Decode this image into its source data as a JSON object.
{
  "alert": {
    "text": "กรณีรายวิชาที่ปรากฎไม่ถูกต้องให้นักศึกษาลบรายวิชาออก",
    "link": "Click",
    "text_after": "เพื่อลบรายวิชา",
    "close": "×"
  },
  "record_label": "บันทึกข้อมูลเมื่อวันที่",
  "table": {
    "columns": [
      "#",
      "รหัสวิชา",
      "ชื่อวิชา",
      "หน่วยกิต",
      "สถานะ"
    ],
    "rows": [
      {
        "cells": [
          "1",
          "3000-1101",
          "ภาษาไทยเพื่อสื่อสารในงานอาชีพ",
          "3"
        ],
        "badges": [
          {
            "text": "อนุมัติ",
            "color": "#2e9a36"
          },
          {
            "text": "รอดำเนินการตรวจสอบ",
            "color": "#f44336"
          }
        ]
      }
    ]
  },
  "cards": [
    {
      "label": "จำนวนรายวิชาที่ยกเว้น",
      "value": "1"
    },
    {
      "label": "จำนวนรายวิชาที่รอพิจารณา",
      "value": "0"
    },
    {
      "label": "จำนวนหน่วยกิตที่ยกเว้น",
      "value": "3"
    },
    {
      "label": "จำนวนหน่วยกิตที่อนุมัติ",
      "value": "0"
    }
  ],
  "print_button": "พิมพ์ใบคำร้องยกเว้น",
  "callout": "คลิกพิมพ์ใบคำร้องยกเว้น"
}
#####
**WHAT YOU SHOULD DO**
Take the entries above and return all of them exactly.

**RESPONSE BELOW**
Decode this image into its source data as a JSON object.
{
  "alert": {
    "text": "กรณีรายวิชาที่ปรากฎไม่ถูกต้องให้นักศึกษาลบรายวิชาออก",
    "link": "Click",
    "text_after": "เพื่อลบรายวิชา",
    "close": "×"
  },
  "record_label": "บันทึกข้อมูลเมื่อวันที่",
  "table": {
    "columns": [
      "#",
      "รหัสวิชา",
      "ชื่อวิชา",
      "หน่วยกิต",
      "สถานะ"
    ],
    "rows": [
      {
        "cells": [
          "1",
          "3000-1101",
          "ภาษาไทยเพื่อสื่อสารในงานอาชีพ",
          "3"
        ],
        "badges": [
          {
            "text": "อนุมัติ",
            "color": "#2e9a36"
          },
          {
            "text": "รอดำเนินการตรวจสอบ",
            "color": "#f44336"
          }
        ]
      }
    ]
  },
  "cards": [
    {
      "label": "จำนวนรายวิชาที่ยกเว้น",
      "value": "1"
    },
    {
      "label": "จำนวนรายวิชาที่รอพิจารณา",
      "value": "0"
    },
    {
      "label": "จำนวนหน่วยกิตที่ยกเว้น",
      "value": "3"
    },
    {
      "label": "จำนวนหน่วยกิตที่อนุมัติ",
      "value": "0"
    }
  ],
  "print_button": "พิมพ์ใบคำร้องยกเว้น",
  "callout": "คลิกพิมพ์ใบคำร้องยกเว้น"
}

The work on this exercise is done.